ASSIGNED TASK: Copy out every line of the listing in which "title" appears.

● ● ●

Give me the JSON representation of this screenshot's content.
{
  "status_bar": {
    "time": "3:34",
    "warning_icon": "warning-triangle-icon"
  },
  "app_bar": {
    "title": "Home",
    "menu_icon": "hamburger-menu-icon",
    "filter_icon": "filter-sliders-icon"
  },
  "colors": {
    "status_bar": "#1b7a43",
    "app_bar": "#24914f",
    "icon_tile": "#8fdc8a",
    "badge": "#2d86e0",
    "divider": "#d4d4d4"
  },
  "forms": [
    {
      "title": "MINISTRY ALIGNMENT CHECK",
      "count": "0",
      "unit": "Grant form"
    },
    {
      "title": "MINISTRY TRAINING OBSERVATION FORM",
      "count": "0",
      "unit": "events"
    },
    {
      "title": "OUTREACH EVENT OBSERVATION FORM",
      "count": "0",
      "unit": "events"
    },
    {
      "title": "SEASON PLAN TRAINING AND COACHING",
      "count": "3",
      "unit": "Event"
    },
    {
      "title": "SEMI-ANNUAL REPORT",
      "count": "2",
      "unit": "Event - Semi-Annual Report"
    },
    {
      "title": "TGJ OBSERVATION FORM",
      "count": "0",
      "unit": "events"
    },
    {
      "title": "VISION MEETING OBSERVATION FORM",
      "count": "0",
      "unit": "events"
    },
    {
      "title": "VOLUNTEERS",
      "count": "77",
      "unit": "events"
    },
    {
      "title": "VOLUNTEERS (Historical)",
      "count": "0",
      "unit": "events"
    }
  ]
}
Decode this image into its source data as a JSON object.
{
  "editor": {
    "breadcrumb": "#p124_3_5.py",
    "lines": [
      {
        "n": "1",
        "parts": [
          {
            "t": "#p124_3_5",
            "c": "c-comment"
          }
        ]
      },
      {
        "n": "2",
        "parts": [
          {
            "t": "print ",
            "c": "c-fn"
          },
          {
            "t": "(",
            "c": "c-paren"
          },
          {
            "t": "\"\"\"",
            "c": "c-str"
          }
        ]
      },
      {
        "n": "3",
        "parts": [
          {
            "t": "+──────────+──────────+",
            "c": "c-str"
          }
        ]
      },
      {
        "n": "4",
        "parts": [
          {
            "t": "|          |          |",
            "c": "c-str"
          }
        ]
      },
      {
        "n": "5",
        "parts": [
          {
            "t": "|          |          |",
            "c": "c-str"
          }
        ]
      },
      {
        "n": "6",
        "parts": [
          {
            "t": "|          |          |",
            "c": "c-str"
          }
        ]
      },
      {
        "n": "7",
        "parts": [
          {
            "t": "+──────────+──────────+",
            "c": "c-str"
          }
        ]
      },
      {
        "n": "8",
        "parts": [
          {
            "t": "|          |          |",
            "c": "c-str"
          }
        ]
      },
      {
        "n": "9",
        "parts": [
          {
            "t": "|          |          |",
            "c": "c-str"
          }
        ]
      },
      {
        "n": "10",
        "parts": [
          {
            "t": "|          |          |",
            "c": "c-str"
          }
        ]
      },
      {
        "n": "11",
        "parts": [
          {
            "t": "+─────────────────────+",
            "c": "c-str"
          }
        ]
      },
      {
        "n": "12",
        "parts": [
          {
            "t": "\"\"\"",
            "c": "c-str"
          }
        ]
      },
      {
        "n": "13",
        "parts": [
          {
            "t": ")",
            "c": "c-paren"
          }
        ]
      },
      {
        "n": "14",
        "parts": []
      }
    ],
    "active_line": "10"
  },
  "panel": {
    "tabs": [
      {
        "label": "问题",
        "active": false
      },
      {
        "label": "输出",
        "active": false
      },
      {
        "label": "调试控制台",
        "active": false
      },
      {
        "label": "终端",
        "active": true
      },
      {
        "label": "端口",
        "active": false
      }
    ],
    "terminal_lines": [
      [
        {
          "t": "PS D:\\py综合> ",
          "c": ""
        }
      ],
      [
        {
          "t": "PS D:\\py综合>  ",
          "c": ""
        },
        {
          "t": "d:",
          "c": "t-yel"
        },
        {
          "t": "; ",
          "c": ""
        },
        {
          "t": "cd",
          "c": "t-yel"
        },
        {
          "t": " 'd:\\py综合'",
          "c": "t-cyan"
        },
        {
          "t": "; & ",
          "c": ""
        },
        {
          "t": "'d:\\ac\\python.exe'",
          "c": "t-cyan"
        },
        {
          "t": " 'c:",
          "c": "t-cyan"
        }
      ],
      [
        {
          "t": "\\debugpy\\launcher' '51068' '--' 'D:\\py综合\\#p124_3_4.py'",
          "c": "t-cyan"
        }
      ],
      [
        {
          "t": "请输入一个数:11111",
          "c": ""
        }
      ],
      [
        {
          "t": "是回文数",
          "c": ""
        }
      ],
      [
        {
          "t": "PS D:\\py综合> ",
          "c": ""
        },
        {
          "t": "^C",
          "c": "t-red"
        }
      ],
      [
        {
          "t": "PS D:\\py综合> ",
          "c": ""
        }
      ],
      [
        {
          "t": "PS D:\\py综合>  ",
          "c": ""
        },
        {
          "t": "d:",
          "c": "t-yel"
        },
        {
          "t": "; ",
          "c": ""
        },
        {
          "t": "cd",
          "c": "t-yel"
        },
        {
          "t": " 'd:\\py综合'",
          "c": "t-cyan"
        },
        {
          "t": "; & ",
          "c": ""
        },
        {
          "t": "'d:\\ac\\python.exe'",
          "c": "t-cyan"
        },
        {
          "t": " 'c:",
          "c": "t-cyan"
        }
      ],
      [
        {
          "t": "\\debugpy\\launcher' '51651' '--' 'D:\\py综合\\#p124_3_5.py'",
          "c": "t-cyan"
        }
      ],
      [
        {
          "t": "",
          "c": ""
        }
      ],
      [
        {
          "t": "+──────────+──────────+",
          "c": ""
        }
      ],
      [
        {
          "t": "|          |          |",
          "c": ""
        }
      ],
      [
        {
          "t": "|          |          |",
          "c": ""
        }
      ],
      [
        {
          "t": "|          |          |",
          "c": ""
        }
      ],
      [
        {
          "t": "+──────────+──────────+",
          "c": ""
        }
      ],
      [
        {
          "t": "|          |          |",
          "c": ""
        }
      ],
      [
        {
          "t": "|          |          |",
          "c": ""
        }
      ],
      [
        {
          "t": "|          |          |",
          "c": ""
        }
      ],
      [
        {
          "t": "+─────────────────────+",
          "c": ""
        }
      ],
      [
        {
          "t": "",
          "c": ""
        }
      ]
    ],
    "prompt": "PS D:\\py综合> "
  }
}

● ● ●

REPLY:
    "title": "Home",
      "title": "MINISTRY ALIGNMENT CHECK",
      "title": "MINISTRY TRAINING OBSERVATION FORM",
      "title": "OUTREACH EVENT OBSERVATION FORM",
      "title": "SEASON PLAN TRAINING AND COACHING",
      "title": "SEMI-ANNUAL REPORT",
      "title": "TGJ OBSERVATION FORM",
      "title": "VISION MEETING OBSERVATION FORM",
      "title": "VOLUNTEERS",
      "title": "VOLUNTEERS (Historical)",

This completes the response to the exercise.